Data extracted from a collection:
****************************************

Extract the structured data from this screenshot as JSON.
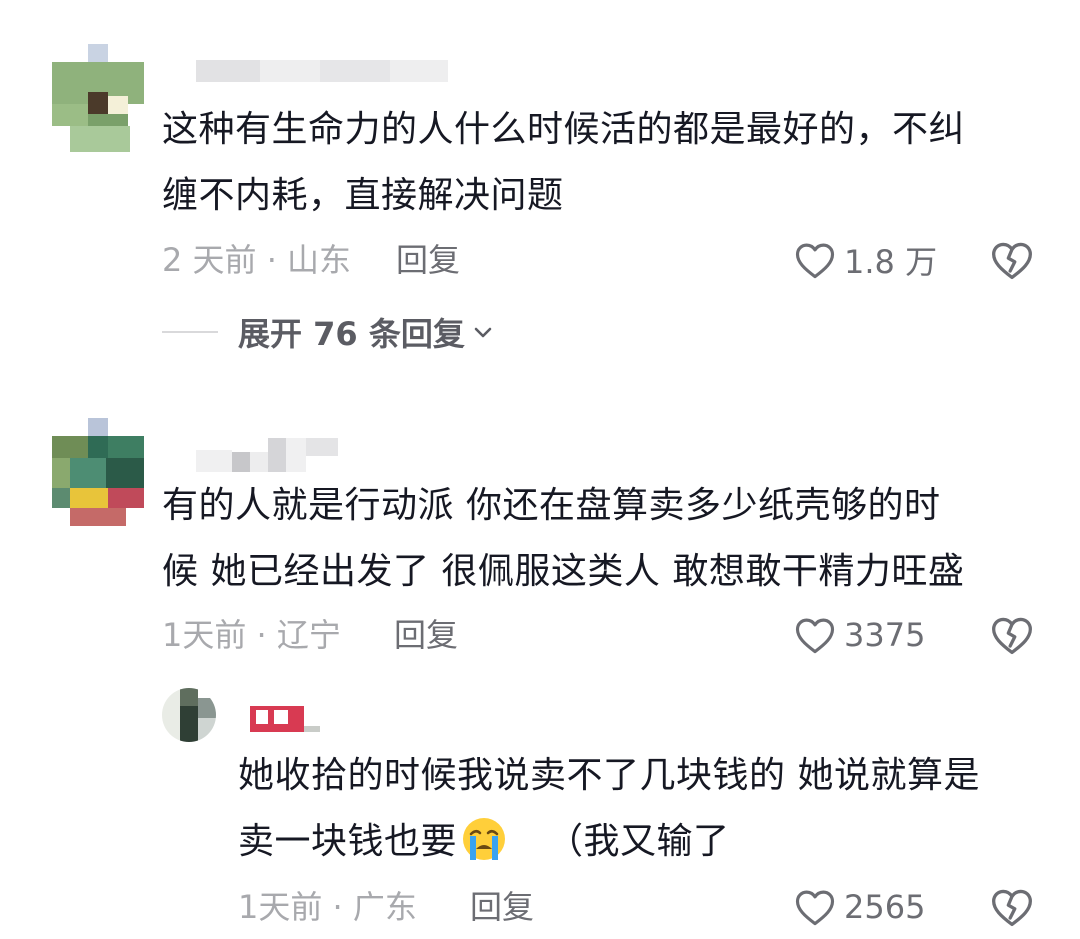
{
  "comments": [
    {
      "text_line1": "这种有生命力的人什么时候活的都是最好的，不纠",
      "text_line2": "缠不内耗，直接解决问题",
      "meta": "2 天前 · 山东",
      "reply_label": "回复",
      "like_count": "1.8 万",
      "expand_label": "展开 76 条回复",
      "expand_chevron": "⌄"
    },
    {
      "text_line1": "有的人就是行动派 你还在盘算卖多少纸壳够的时",
      "text_line2": "候 她已经出发了 很佩服这类人 敢想敢干精力旺盛",
      "meta": "1天前 · 辽宁",
      "reply_label": "回复",
      "like_count": "3375",
      "reply": {
        "text_line1": "她收拾的时候我说卖不了几块钱的 她说就算是",
        "text_line2_before": "卖一块钱也要",
        "emoji": "crying-face-emoji",
        "text_line2_after": "（我又输了",
        "meta": "1天前 · 广东",
        "reply_label": "回复",
        "like_count": "2565"
      }
    }
  ],
  "colors": {
    "text_primary": "#161823",
    "meta_gray": "#a8a9ad",
    "action_gray": "#6c6d73"
  },
  "icons": {
    "like": "heart-outline-icon",
    "dislike": "broken-heart-icon"
  }
}
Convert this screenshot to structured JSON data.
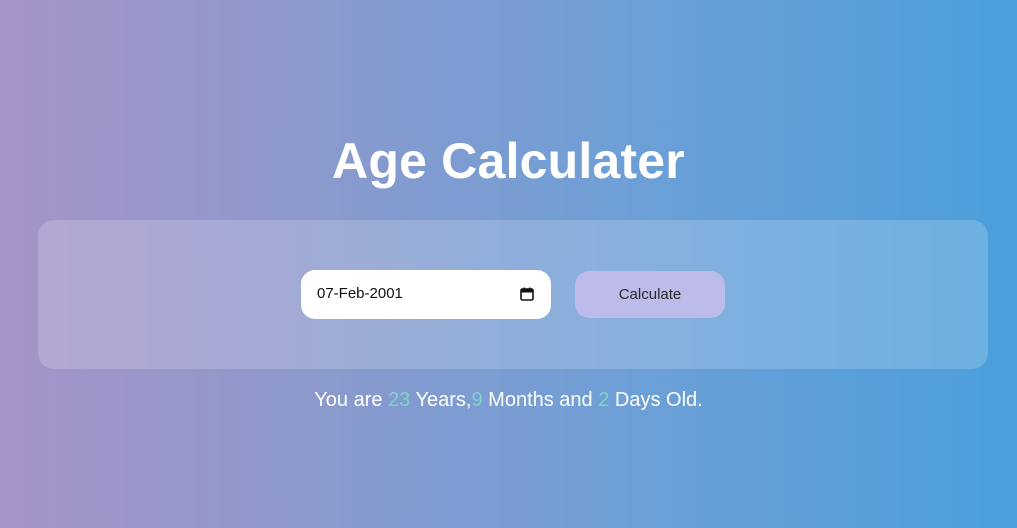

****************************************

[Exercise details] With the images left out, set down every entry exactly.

[Exercise response]
Extract the structured data from this screenshot as JSON.
{
  "comments": [
    {
      "text_line1": "这种有生命力的人什么时候活的都是最好的，不纠",
      "text_line2": "缠不内耗，直接解决问题",
      "meta": "2 天前 · 山东",
      "reply_label": "回复",
      "like_count": "1.8 万",
      "expand_label": "展开 76 条回复",
      "expand_chevron": "⌄"
    },
    {
      "text_line1": "有的人就是行动派 你还在盘算卖多少纸壳够的时",
      "text_line2": "候 她已经出发了 很佩服这类人 敢想敢干精力旺盛",
      "meta": "1天前 · 辽宁",
      "reply_label": "回复",
      "like_count": "3375",
      "reply": {
        "text_line1": "她收拾的时候我说卖不了几块钱的 她说就算是",
        "text_line2_before": "卖一块钱也要",
        "emoji": "crying-face-emoji",
        "text_line2_after": "（我又输了",
        "meta": "1天前 · 广东",
        "reply_label": "回复",
        "like_count": "2565"
      }
    }
  ],
  "colors": {
    "text_primary": "#161823",
    "meta_gray": "#a8a9ad",
    "action_gray": "#6c6d73"
  },
  "icons": {
    "like": "heart-outline-icon",
    "dislike": "broken-heart-icon"
  }
}
Convert this screenshot to structured JSON data.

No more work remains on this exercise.